§ **Records from a dataset**:
****************************************
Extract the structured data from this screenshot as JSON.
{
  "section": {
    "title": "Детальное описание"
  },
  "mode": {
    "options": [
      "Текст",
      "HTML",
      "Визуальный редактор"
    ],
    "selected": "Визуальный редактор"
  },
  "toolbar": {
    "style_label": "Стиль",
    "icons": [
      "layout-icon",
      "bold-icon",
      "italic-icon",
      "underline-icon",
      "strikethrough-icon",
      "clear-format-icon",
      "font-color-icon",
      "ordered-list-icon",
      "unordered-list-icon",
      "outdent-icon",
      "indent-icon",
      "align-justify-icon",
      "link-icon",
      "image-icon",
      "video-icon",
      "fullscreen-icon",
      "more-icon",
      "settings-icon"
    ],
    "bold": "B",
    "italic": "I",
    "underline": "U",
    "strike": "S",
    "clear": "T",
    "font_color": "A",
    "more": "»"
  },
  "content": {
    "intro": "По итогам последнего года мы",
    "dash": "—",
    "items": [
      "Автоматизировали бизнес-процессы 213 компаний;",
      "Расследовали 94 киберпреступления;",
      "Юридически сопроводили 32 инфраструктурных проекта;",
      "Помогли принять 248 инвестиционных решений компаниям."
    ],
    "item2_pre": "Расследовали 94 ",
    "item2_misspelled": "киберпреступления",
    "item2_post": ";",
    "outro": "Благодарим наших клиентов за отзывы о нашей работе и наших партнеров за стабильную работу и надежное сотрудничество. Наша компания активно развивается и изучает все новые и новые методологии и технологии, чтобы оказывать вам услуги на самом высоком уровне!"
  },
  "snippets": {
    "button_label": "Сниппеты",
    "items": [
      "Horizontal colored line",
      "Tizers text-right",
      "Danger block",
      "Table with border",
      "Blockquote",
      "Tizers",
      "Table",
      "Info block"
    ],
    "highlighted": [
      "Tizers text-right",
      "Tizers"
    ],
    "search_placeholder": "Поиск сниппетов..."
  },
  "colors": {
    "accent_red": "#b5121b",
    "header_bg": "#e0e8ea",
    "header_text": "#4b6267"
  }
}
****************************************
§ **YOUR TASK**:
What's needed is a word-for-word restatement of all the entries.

§ **OUTPUT OF THE TASK**:
Extract the structured data from this screenshot as JSON.
{
  "section": {
    "title": "Детальное описание"
  },
  "mode": {
    "options": [
      "Текст",
      "HTML",
      "Визуальный редактор"
    ],
    "selected": "Визуальный редактор"
  },
  "toolbar": {
    "style_label": "Стиль",
    "icons": [
      "layout-icon",
      "bold-icon",
      "italic-icon",
      "underline-icon",
      "strikethrough-icon",
      "clear-format-icon",
      "font-color-icon",
      "ordered-list-icon",
      "unordered-list-icon",
      "outdent-icon",
      "indent-icon",
      "align-justify-icon",
      "link-icon",
      "image-icon",
      "video-icon",
      "fullscreen-icon",
      "more-icon",
      "settings-icon"
    ],
    "bold": "B",
    "italic": "I",
    "underline": "U",
    "strike": "S",
    "clear": "T",
    "font_color": "A",
    "more": "»"
  },
  "content": {
    "intro": "По итогам последнего года мы",
    "dash": "—",
    "items": [
      "Автоматизировали бизнес-процессы 213 компаний;",
      "Расследовали 94 киберпреступления;",
      "Юридически сопроводили 32 инфраструктурных проекта;",
      "Помогли принять 248 инвестиционных решений компаниям."
    ],
    "item2_pre": "Расследовали 94 ",
    "item2_misspelled": "киберпреступления",
    "item2_post": ";",
    "outro": "Благодарим наших клиентов за отзывы о нашей работе и наших партнеров за стабильную работу и надежное сотрудничество. Наша компания активно развивается и изучает все новые и новые методологии и технологии, чтобы оказывать вам услуги на самом высоком уровне!"
  },
  "snippets": {
    "button_label": "Сниппеты",
    "items": [
      "Horizontal colored line",
      "Tizers text-right",
      "Danger block",
      "Table with border",
      "Blockquote",
      "Tizers",
      "Table",
      "Info block"
    ],
    "highlighted": [
      "Tizers text-right",
      "Tizers"
    ],
    "search_placeholder": "Поиск сниппетов..."
  },
  "colors": {
    "accent_red": "#b5121b",
    "header_bg": "#e0e8ea",
    "header_text": "#4b6267"
  }
}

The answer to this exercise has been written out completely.